We had all of our equipment in our space on board Coral Sea (CVB-43) by 1400. More assembly exercises and cleaning the spaces followed. Liberty in Norfolk was not so good. The ship was berthed at Pier 7, NOB. We held more exercises over the next two days. A P2V Neptune, a twin-engine, maritime patrol aircraft too large to land on ship, was lifted aboard by crane. We got underway at 0730 on the 17th. Spent the next day at sea doing more exercises and cleaning spaces.
Coral Sea anchored in Hampton Roads at 1600 on 20 April where we took on several VIP’s (senior military officers) and returned to sea at 1800. During the night we assembled a “Little Boy” and loaded it on the P2V very early in the morning of 21 April. The P2V took off at 0730. This was the first “Atomic Bomb” launched from an aircraft carrier. Following the launch we all went below where the reason for the extensive field days was apparent. The VIP’s came below for a demonstration of an assembly and to review the various components. I had a lot of questions thrown at me.
We anchored in Hampton Roads at 1500 on the 21st of April and started packing our equipment. The ship moved to Pier 5, NOB on 22 April. NSWU #471 left the ship by 1230 and was off the ground by 1500. We landed at Kirkland AFB by 2300.
In a part of Henry Smith’s account the extreme secrecy of the Special Weapon Units early history is stressed. I believe Richard Rhodes book “Dark Sun, Making Of The Hydrogen Bomb”, pages 282 – 284 addresses the reasons for the secrecy.

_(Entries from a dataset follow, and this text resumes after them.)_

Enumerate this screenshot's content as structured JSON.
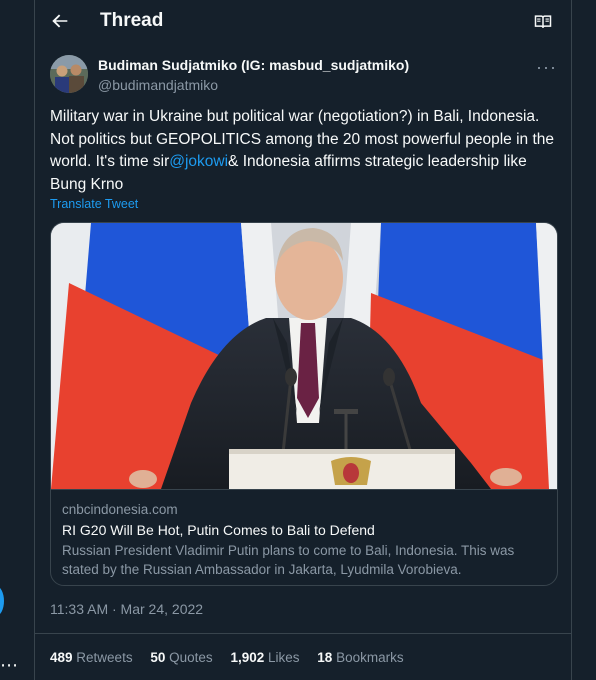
{
  "header": {
    "title": "Thread",
    "back_icon": "arrow-left-icon",
    "reader_icon": "book-open-icon"
  },
  "author": {
    "name": "Budiman Sudjatmiko (IG: masbud_sudjatmiko)",
    "handle": "@budimandjatmiko"
  },
  "tweet": {
    "text_before_mention": "Military war in Ukraine but political war (negotiation?) in Bali, Indonesia. Not politics but GEOPOLITICS among the 20 most powerful people in the world. It's time sir",
    "mention": "@jokowi",
    "text_after_mention": "& Indonesia affirms strategic leadership like Bung Krno",
    "translate_label": "Translate Tweet"
  },
  "card": {
    "domain": "cnbcindonesia.com",
    "title": "RI G20 Will Be Hot, Putin Comes to Bali to Defend",
    "description": "Russian President Vladimir Putin plans to come to Bali, Indonesia. This was stated by the Russian Ambassador in Jakarta, Lyudmila Vorobieva."
  },
  "meta": {
    "timestamp": "11:33 AM · Mar 24, 2022"
  },
  "stats": {
    "retweets_count": "489",
    "retweets_label": "Retweets",
    "quotes_count": "50",
    "quotes_label": "Quotes",
    "likes_count": "1,902",
    "likes_label": "Likes",
    "bookmarks_count": "18",
    "bookmarks_label": "Bookmarks"
  },
  "colors": {
    "background": "#15202b",
    "accent": "#1d9bf0",
    "secondary_text": "#8b98a5",
    "border": "#38444d"
  }
}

Edit- NSWU apparently stood for Navy Special Weapons Unit.
Does anybody note a ‘slight’ similarity to something like this that had been done before???
Can we say Doolittle’s Raiders???
Later when a smaller bomb was developed, the AD-1 Skyraider was the first airplane capable of carrier takeoffs AND landings to be configured to carry a nuclear weapon. You can go HERE a read about a ‘simulated’ mission…